Work required: Set out the records again, keeping every word as it is.

### Records shown ###

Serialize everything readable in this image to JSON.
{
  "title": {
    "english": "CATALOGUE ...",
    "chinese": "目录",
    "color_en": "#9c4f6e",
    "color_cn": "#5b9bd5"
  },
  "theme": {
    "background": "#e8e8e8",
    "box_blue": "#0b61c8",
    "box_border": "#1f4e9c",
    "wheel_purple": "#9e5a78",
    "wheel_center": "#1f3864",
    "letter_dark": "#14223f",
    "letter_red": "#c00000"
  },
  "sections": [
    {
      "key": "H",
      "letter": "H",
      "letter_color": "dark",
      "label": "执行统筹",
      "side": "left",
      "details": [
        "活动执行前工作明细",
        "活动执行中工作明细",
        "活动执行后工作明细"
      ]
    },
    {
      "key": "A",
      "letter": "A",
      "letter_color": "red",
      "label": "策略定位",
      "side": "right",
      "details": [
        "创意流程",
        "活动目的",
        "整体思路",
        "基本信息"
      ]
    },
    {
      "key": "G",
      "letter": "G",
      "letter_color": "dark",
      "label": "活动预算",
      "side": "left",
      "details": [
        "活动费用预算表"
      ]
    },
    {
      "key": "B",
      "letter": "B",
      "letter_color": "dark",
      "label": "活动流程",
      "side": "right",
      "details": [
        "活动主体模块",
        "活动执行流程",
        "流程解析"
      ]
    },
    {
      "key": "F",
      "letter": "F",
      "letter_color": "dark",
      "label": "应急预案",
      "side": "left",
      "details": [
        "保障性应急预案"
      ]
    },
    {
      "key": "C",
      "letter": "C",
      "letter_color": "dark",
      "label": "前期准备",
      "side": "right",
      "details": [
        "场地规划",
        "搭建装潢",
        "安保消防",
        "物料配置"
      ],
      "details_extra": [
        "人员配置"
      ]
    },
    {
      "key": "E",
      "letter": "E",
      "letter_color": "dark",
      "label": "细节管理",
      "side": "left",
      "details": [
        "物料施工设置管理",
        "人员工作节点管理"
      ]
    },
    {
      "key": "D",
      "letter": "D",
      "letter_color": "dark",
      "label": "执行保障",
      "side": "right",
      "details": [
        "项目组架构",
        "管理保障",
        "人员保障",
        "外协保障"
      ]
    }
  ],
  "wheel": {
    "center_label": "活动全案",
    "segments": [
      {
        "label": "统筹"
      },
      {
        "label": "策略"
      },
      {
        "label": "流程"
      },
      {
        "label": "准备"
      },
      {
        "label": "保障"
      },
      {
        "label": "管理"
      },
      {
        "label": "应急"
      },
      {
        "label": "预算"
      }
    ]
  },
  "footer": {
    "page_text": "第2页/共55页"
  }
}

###

Task answer:
Serialize everything readable in this image to JSON.
{
  "title": {
    "english": "CATALOGUE ...",
    "chinese": "目录",
    "color_en": "#9c4f6e",
    "color_cn": "#5b9bd5"
  },
  "theme": {
    "background": "#e8e8e8",
    "box_blue": "#0b61c8",
    "box_border": "#1f4e9c",
    "wheel_purple": "#9e5a78",
    "wheel_center": "#1f3864",
    "letter_dark": "#14223f",
    "letter_red": "#c00000"
  },
  "sections": [
    {
      "key": "H",
      "letter": "H",
      "letter_color": "dark",
      "label": "执行统筹",
      "side": "left",
      "details": [
        "活动执行前工作明细",
        "活动执行中工作明细",
        "活动执行后工作明细"
      ]
    },
    {
      "key": "A",
      "letter": "A",
      "letter_color": "red",
      "label": "策略定位",
      "side": "right",
      "details": [
        "创意流程",
        "活动目的",
        "整体思路",
        "基本信息"
      ]
    },
    {
      "key": "G",
      "letter": "G",
      "letter_color": "dark",
      "label": "活动预算",
      "side": "left",
      "details": [
        "活动费用预算表"
      ]
    },
    {
      "key": "B",
      "letter": "B",
      "letter_color": "dark",
      "label": "活动流程",
      "side": "right",
      "details": [
        "活动主体模块",
        "活动执行流程",
        "流程解析"
      ]
    },
    {
      "key": "F",
      "letter": "F",
      "letter_color": "dark",
      "label": "应急预案",
      "side": "left",
      "details": [
        "保障性应急预案"
      ]
    },
    {
      "key": "C",
      "letter": "C",
      "letter_color": "dark",
      "label": "前期准备",
      "side": "right",
      "details": [
        "场地规划",
        "搭建装潢",
        "安保消防",
        "物料配置"
      ],
      "details_extra": [
        "人员配置"
      ]
    },
    {
      "key": "E",
      "letter": "E",
      "letter_color": "dark",
      "label": "细节管理",
      "side": "left",
      "details": [
        "物料施工设置管理",
        "人员工作节点管理"
      ]
    },
    {
      "key": "D",
      "letter": "D",
      "letter_color": "dark",
      "label": "执行保障",
      "side": "right",
      "details": [
        "项目组架构",
        "管理保障",
        "人员保障",
        "外协保障"
      ]
    }
  ],
  "wheel": {
    "center_label": "活动全案",
    "segments": [
      {
        "label": "统筹"
      },
      {
        "label": "策略"
      },
      {
        "label": "流程"
      },
      {
        "label": "准备"
      },
      {
        "label": "保障"
      },
      {
        "label": "管理"
      },
      {
        "label": "应急"
      },
      {
        "label": "预算"
      }
    ]
  },
  "footer": {
    "page_text": "第2页/共55页"
  }
}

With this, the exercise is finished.